As it stands, our veneration of the founding figures, documents, institutions, and values as holy blinds us to the structural injustice all around us.
Why do institutions that enabled structural inequality under slavery, apartheid or Jim Crow remain unchanged after such systems become illegal? How can we expect to eradicate structural inequality when oppressive structures remain firmly intact?
Why don’t we judge learners not by the tests they were set up to fail, nor the university attainment they were intended never to achieve, but by something else?
My first two weeks in Cape Town have presented me with a series of messy tensions that I’ll have to navigate over the next few weeks and months.
Recognizing that not everyone has agreed with me or liked me during this time, I will say that getting people to do so is no longer a goal of mine.

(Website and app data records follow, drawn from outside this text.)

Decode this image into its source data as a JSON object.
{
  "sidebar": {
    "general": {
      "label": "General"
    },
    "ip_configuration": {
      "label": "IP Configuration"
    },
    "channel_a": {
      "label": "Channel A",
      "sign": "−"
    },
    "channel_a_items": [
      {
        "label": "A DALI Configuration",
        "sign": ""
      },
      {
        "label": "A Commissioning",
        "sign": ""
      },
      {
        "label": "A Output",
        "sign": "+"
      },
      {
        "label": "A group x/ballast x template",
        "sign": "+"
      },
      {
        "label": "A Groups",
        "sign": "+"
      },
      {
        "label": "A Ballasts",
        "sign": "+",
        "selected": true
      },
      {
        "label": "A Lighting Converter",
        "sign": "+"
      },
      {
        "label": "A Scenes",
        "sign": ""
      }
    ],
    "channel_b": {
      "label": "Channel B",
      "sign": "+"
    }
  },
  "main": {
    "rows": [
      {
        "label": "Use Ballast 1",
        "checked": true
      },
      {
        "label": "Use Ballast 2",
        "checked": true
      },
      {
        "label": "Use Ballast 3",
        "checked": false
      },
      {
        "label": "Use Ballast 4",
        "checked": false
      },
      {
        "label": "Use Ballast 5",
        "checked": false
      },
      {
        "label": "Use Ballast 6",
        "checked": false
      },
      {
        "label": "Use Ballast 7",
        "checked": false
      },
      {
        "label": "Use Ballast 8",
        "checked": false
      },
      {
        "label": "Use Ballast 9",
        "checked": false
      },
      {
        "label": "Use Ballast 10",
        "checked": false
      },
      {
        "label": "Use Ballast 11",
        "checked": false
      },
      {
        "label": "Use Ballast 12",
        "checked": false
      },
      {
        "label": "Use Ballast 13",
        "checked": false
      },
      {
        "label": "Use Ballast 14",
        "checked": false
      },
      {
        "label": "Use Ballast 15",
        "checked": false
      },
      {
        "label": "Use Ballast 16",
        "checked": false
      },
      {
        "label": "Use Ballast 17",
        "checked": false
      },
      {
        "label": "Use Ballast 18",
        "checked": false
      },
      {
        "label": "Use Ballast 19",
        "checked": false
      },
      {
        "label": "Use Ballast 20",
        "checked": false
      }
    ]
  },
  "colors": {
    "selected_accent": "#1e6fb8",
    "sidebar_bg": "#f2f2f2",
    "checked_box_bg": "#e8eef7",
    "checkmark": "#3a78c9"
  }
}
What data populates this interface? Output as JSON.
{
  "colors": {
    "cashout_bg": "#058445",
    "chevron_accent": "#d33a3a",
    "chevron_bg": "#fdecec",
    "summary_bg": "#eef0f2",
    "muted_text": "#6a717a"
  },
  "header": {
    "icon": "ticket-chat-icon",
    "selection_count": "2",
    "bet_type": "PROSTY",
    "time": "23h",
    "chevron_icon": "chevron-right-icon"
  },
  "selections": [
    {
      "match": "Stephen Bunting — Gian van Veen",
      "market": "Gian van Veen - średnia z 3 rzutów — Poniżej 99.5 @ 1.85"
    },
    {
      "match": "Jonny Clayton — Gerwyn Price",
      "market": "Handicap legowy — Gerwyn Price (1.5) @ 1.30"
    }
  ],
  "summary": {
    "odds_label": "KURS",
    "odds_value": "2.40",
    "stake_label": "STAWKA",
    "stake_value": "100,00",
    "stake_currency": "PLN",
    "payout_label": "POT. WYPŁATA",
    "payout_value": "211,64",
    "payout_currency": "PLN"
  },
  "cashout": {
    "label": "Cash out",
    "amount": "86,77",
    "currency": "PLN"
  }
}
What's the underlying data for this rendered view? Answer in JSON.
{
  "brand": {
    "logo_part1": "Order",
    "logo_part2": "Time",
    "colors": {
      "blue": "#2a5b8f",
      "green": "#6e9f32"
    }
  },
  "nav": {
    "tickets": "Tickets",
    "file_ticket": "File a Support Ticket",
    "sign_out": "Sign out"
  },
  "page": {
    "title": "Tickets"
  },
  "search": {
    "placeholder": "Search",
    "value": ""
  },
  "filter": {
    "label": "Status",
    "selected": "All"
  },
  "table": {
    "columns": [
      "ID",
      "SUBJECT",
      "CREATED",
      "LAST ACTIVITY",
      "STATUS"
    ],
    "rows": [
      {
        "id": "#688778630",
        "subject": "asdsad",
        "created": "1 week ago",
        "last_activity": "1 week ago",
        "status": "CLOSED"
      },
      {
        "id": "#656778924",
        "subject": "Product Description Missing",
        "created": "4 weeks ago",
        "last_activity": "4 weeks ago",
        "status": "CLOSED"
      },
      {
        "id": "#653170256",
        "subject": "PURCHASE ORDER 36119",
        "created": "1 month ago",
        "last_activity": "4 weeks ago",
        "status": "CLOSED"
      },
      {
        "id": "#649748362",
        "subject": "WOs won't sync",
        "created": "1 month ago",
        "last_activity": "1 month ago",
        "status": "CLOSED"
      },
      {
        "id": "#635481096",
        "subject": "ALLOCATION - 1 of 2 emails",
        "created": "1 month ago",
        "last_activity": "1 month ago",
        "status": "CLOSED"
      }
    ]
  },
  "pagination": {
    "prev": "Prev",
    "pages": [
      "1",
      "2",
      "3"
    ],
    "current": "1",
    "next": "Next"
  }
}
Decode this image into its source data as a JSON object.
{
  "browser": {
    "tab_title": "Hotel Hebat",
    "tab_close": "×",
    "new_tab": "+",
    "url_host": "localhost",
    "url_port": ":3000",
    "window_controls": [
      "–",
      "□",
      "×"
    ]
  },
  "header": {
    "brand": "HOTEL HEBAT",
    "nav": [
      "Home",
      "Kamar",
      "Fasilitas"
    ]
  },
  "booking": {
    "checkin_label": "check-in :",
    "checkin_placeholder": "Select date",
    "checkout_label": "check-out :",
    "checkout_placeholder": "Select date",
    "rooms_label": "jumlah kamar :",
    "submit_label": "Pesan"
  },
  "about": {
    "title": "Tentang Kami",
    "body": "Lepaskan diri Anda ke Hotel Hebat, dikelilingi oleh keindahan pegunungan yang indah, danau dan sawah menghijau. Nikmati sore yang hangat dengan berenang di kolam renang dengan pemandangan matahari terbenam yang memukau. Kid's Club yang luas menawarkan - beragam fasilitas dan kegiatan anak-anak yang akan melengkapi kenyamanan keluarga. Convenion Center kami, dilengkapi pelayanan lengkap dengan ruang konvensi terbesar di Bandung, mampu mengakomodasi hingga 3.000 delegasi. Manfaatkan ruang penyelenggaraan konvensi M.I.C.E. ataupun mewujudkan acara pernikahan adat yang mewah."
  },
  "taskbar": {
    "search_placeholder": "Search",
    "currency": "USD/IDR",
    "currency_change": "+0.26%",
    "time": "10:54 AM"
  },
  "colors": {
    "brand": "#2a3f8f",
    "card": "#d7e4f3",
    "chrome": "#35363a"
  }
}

What I hope I’ve done over the past 10 weeks is to get people to think critically about some of the following questions:
At stake in the multibillion-dollar American-Israeli occupation of Palestine are contemporary issues that I and many other Stanford students care about, including the increase of racial profiling, police brutality against nonviolent political dissidents, American immigration policy and the welfare of the global poor.
Stanford University, the American media and the United States government are all complicit in the atrocities that have developed in the Gaza Strip over the past few days.
Barack Obama’s reelection is not a political end – nor does it guarantee the beginning of a future that values human rights and social justice.